**DATASET EXCERPTS**
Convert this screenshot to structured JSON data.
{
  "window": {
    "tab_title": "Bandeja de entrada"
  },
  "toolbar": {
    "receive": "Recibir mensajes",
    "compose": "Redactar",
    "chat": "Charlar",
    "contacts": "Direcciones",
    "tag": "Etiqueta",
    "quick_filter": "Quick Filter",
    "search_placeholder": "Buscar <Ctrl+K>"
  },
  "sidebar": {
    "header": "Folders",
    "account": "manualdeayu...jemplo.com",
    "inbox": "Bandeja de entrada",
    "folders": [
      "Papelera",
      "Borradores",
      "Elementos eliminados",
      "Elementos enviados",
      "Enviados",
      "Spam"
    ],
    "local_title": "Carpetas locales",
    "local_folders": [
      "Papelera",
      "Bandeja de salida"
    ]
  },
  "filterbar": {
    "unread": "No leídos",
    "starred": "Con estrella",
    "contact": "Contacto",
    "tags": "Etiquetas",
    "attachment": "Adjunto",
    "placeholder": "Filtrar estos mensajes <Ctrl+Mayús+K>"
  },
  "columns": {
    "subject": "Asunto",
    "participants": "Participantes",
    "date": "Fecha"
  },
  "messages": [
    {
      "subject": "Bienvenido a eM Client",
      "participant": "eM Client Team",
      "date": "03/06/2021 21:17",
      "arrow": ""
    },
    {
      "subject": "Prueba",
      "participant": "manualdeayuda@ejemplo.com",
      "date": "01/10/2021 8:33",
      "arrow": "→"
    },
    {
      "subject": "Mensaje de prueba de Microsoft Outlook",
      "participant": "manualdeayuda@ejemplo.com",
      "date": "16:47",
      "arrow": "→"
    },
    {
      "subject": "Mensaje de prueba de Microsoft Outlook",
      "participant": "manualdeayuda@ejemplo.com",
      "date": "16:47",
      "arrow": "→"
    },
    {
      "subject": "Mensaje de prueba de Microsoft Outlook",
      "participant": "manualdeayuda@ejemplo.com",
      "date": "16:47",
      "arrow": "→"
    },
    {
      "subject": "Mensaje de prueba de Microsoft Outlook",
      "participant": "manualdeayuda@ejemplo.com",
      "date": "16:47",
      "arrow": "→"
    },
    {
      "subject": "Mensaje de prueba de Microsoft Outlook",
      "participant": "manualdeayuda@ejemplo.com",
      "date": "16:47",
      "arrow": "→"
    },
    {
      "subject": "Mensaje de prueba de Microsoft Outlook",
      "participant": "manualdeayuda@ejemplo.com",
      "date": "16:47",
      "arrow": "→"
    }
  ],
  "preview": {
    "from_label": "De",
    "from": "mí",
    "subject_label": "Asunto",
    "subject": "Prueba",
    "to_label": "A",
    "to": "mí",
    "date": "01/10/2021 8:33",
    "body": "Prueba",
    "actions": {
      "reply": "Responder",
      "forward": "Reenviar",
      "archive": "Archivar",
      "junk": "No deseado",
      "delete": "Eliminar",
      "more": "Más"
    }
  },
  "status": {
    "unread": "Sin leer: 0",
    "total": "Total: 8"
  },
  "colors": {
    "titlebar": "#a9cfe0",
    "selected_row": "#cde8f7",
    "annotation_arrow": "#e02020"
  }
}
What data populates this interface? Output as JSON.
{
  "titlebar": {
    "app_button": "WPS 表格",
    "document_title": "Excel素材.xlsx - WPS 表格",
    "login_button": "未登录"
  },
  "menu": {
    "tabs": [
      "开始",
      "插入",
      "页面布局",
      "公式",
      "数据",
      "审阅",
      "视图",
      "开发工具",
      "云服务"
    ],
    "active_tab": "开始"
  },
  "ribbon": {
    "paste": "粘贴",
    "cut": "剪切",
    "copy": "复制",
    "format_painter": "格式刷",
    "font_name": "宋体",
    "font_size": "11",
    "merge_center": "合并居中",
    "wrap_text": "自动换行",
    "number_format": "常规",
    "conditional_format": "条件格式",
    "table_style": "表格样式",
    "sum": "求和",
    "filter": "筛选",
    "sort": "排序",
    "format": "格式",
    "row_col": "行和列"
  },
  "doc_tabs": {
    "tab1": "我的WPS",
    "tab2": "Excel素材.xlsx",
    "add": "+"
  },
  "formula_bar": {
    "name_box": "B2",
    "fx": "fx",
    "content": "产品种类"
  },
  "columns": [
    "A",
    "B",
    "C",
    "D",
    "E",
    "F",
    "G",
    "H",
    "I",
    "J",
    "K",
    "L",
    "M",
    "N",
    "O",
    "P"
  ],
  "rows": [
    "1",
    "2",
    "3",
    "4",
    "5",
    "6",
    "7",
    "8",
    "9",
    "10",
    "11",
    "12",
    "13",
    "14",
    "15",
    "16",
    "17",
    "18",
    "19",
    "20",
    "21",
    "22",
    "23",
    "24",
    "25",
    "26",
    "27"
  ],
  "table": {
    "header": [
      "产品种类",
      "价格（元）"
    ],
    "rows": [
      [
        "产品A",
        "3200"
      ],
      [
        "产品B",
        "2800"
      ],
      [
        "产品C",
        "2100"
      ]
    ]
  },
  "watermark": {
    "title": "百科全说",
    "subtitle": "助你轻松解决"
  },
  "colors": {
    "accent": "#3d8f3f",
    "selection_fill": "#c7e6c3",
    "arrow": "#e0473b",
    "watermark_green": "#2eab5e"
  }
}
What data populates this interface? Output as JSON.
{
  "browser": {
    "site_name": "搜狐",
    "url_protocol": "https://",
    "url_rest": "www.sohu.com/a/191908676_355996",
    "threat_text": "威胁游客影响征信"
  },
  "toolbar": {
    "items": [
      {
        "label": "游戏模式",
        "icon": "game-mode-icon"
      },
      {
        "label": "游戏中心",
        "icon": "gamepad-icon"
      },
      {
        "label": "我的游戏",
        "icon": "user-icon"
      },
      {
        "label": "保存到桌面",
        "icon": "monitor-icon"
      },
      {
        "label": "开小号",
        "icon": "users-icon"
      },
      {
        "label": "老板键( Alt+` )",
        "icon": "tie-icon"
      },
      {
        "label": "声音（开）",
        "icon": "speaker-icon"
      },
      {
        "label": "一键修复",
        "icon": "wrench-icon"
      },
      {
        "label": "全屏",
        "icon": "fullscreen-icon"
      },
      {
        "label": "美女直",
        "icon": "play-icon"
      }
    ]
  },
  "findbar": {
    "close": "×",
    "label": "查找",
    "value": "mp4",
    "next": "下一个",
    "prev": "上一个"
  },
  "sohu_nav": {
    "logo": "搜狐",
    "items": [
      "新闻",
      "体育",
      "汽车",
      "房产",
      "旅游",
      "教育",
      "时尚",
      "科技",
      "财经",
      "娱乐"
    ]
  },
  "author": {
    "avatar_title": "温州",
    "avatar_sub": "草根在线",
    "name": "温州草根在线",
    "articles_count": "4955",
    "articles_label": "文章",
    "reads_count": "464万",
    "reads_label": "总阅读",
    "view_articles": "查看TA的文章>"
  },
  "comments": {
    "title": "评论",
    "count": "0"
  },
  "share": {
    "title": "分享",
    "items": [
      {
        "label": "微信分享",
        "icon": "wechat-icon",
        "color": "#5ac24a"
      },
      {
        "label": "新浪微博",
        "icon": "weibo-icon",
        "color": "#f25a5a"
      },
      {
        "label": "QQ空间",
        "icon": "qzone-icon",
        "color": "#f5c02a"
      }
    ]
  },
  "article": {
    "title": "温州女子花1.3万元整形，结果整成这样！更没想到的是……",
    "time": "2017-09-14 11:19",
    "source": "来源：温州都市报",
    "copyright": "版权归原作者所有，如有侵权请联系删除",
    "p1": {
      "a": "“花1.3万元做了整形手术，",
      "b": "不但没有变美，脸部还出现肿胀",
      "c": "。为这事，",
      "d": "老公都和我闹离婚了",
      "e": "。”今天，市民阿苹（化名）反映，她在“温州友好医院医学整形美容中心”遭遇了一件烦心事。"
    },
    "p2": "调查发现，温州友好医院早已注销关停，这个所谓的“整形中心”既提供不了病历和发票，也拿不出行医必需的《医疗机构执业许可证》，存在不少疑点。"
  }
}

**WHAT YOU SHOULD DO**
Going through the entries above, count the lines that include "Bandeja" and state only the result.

**WRITTEN REPLY**
3